The United States Constitution was ratified in 1789 and in the same year, the first President and Vice President were elected. George Washington was an obvious choice to lead the nation after gaining unanimous admiration for his service as the commanding General of the victorious Continental Army. John Adams, elected Vice President, was a renowned diplomat who had been an early proponent of independence when the Continental Congress met nearly 15 years before. There was another man, however, who may have had the popularity and admiration necessary to challenge these men for leadership of the nation if only he had entered his name. That man was much older than either Washington or Adams and in fact, near death. His name was Benjamin Franklin. President Washington and the nation received the news of Franklin's death in 1790 with grief and mourning. Franklin was 84 years old when he passed away, an extraordinary age in contemporary terms, and he had played many roles throughout his lifetime. His contributions to America were not just political but cultural and scientific as well. After years of service to the nascent nation, Franklin must have been proud to witness the unifying of the States under a Constitution that he helped form.
Benjamin Franklin was a representative of the colonies to Britain for over a decade before the outbreak of revolution. He had earned the respect of Parliament, but never would Franklin lose sight of what was important for the American colonies. With the passage of oppressive laws such as the Stamp Act in 1765 and after his visit to Ireland in 1771, where he witnessed the brutality of British rule, Franklin feared for the future of America under the Crown. After a scandal erupted in 1774 in which Franklin was implicated in the leaking of sensitive letters of the Governor of Massachusetts asking for British troops to squash the rebellious population of Boston, Franklin was outed as a proponent of American Independence. He returned to Philadelphia that year and joined the First Continental Congress in deliberation on revolution. In 1776, Franklin advised Thomas Jefferson on the drafting of the Declaration of Independence.

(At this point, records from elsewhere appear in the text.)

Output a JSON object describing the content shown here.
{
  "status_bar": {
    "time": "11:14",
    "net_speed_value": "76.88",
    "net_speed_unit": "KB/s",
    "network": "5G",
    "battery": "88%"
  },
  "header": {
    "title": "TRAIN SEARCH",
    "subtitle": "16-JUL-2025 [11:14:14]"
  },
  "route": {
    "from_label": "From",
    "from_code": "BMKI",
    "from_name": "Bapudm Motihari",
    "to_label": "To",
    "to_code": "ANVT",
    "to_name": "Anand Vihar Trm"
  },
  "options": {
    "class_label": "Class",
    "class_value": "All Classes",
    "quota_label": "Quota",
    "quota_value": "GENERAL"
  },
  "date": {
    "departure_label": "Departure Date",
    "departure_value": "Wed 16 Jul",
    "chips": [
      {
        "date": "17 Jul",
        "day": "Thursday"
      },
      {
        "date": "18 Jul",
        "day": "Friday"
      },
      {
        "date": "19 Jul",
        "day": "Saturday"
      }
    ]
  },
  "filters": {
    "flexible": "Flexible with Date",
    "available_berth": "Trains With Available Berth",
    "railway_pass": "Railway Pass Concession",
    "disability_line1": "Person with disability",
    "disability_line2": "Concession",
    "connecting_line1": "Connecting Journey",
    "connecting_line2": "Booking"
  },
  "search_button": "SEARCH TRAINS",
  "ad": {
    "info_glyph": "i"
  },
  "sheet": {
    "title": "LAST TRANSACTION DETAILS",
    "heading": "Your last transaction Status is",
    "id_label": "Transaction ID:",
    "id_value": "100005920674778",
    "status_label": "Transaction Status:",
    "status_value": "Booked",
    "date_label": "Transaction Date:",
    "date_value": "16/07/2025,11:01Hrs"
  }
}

When war broke out, Franklin went to France on a mission to secure the support of Britain's greatest nemesis. The French had always loved Franklin, since his days as a scientist when he proved the electrical nature of lightning with a kite and his wit as a writer penning inspirational aphorisms and hilarious satire in his periodical, "Poor Richard's Almanack". Franklin was successful in his diplomatic efforts there, including the peace talks that ended the war with the Treaty of Paris in 1783. He returned to Philadelphia with his hero status confirmed. Was Ben Franklin a President? Technically, he became President of Pennsylvania in 1785 and served for three consecutive terms; it was not until later that the title was changed to Governor. Was Benjamin Franklin President of the United States? No, but he did become one of only two men depicted on American dollar bills and was commemorated on the first Postage Stamp, issued in 1847.